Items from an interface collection
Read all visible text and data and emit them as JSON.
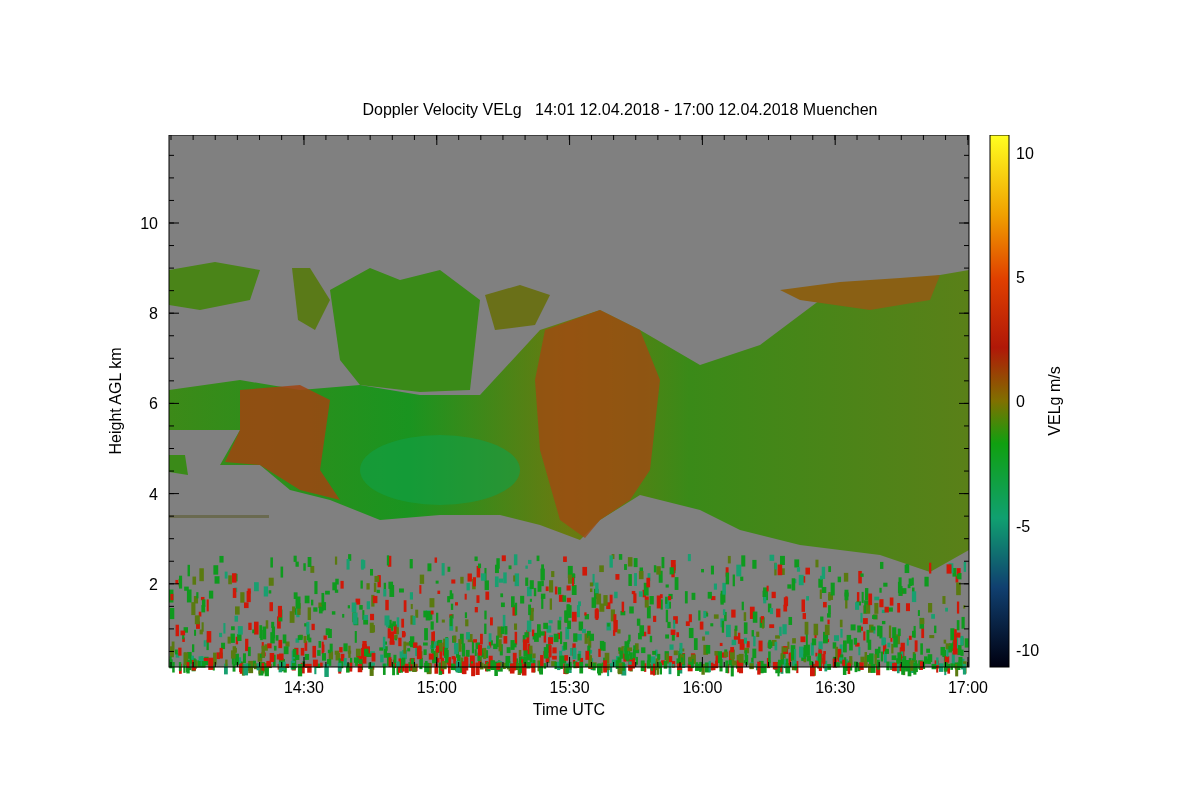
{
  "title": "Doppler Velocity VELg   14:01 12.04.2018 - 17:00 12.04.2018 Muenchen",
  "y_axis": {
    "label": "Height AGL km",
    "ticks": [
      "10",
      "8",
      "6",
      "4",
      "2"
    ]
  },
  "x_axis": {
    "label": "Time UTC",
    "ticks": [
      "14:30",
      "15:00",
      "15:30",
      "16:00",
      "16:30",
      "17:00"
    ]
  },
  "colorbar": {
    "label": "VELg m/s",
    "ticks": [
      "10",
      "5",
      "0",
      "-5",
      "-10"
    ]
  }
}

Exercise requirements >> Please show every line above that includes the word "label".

Answer space >>
    "label": "Height AGL km",
    "label": "Time UTC",
    "label": "VELg m/s",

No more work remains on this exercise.